Wednesday, May 26, 2010
For the unfamiliar, a "reveal" in screenwriting parlance is the placement of key, revelatory information in a story. Most times, the last reveal is the most important revelation of all.
When people ask me why I prefer older films to what’s coming out today, I always feel like I become this curmudgeonly old guy with no teeth on a porch somewhere who always rants about things “back in my day.”
But consider this comment by Lem Dobbs on the subject, paying particular attention to his points about both quality and quantity and how “they always used to be” that way:
If only the Jews still controlled Hollywood. In the late 60s/early 70s you could get a movie made starring Paul Newman, Barbra Streisand, James Caan, Elliott Gould, George Segal, George Burns, Peter Sellers, Woody Allen, Walter Matthau, Yul Brynner, Richard Benjamin, Richard Dreyfuss, Dustin Hoffman, Mel Brooks, Barbara Hershey, Henry Winkler, Tony Curtis, Kirk Douglas, Michael Douglas, Robby Benson, Alan Arkin, Dyan Cannon, Barry Newman, Jerry Lewis, Peter Falk, Harvey Keitel, Laurence Harvey, Charles Grodin, Gene Wilder, Elaine May, Jill Clayburgh, Ali MacGraw, Joan Collins, Anthony Newley, Goldie Hawn, Marty Feldman -- and Topol.
Today? Adam Sandler, Ben Stiller, Sasha Baron Cohen, Shia LaBeouf, Jake Gyllenhaal, Natalie Portman, Jennifer Connelly, Sean Penn -- and at least three of them are the progeny of older Hollywood. Notice the slight drop-off in quantity and quality? Screenwriters and directors and composers and studio executives -- same story.
On a one-week visit to New York in the early 70s when my father had an exhibition there, I went to see THE EXORCIST (Friedkin), SERPICO (Lumet), PAPILLON (Schaffner), with Dustin Hoffman, MEAN STREETS, with Harvey Keitel, THE GETAWAY, a Foster-Brower production, WESTWORLD, with Brynner and Benjamin, and Woody Allen’s SLEEPER.
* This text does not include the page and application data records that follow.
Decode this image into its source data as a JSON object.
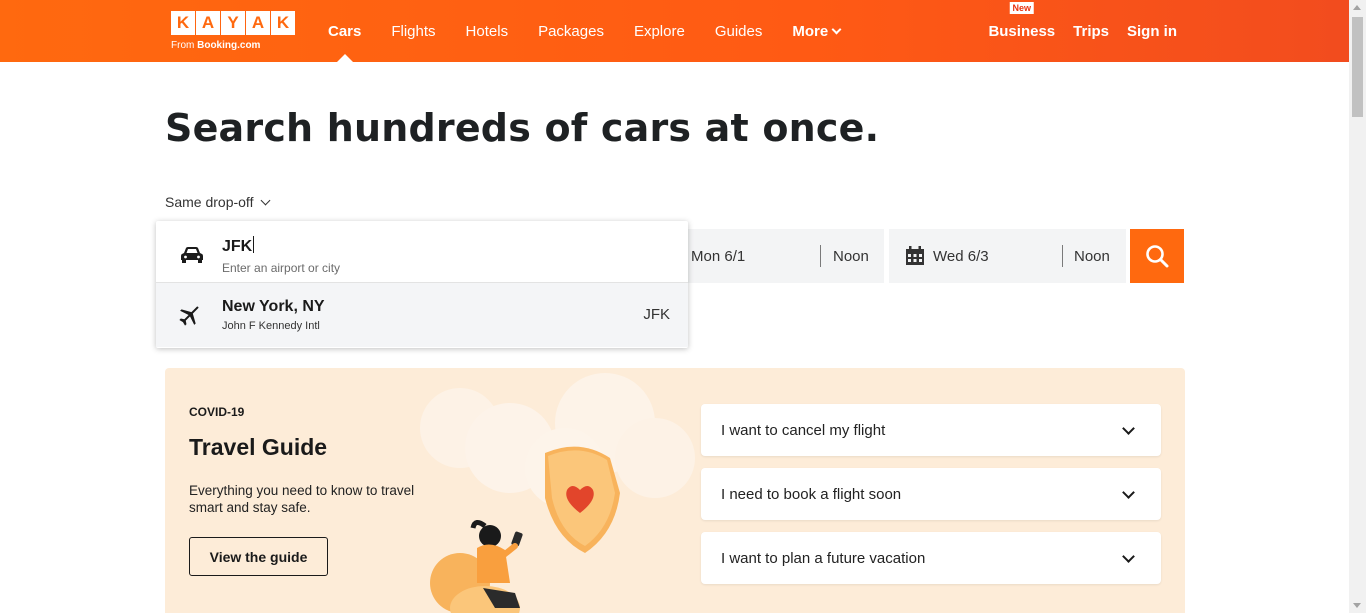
{
  "header": {
    "logo_letters": [
      "K",
      "A",
      "Y",
      "A",
      "K"
    ],
    "logo_sub_prefix": "From ",
    "logo_sub_brand": "Booking.com",
    "nav": [
      {
        "label": "Cars",
        "active": true
      },
      {
        "label": "Flights"
      },
      {
        "label": "Hotels"
      },
      {
        "label": "Packages"
      },
      {
        "label": "Explore"
      },
      {
        "label": "Guides"
      },
      {
        "label": "More"
      }
    ],
    "business_badge": "New",
    "business_label": "Business",
    "trips_label": "Trips",
    "signin_label": "Sign in"
  },
  "hero": {
    "title": "Search hundreds of cars at once.",
    "dropoff_mode": "Same drop-off"
  },
  "search": {
    "location_value": "JFK",
    "location_placeholder": "Enter an airport or city",
    "pickup_date": "Mon 6/1",
    "pickup_time": "Noon",
    "dropoff_date": "Wed 6/3",
    "dropoff_time": "Noon"
  },
  "suggestion": {
    "city": "New York, NY",
    "airport": "John F Kennedy Intl",
    "code": "JFK"
  },
  "guide": {
    "kicker": "COVID-19",
    "title": "Travel Guide",
    "description": "Everything you need to know to travel smart and stay safe.",
    "button_label": "View the guide",
    "faqs": [
      "I want to cancel my flight",
      "I need to book a flight soon",
      "I want to plan a future vacation"
    ]
  },
  "colors": {
    "brand_orange": "#ff690f",
    "guide_background": "#fdecd8"
  }
}
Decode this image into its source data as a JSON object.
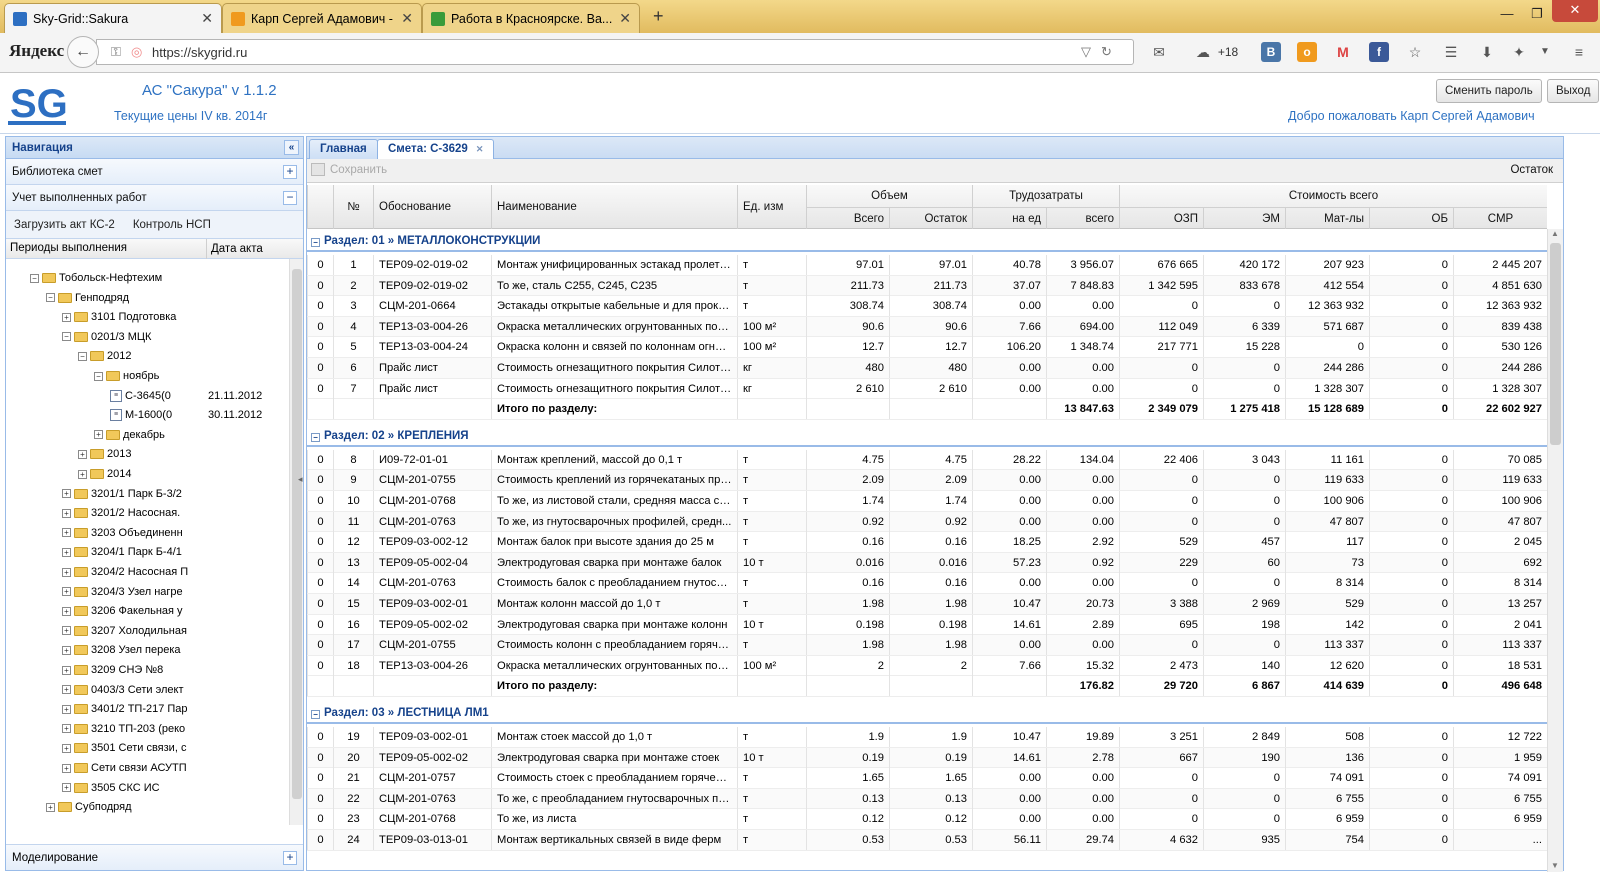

Wanna see what’s playing in New York this week? Yeah, it’s a head-scratcher why movies aren’t as good as they always used to be.
---Lem Dobbs, Interviewed by Dan Schneider (http://www.cosmoetica.com/DSI21.htm)
But it does call into question the observations made by so many that “we haven’t even scratched the surface” of the potential of filmed narrative, movie stories. Have we? Have narrative films as we know them peaked? Are they now in decline? #
Lee A. Matthias
Quote of the Post:
It’s like movies have lost a limb. (as to the lack of great film scores today)
---Lem Dobbs, Screenwriter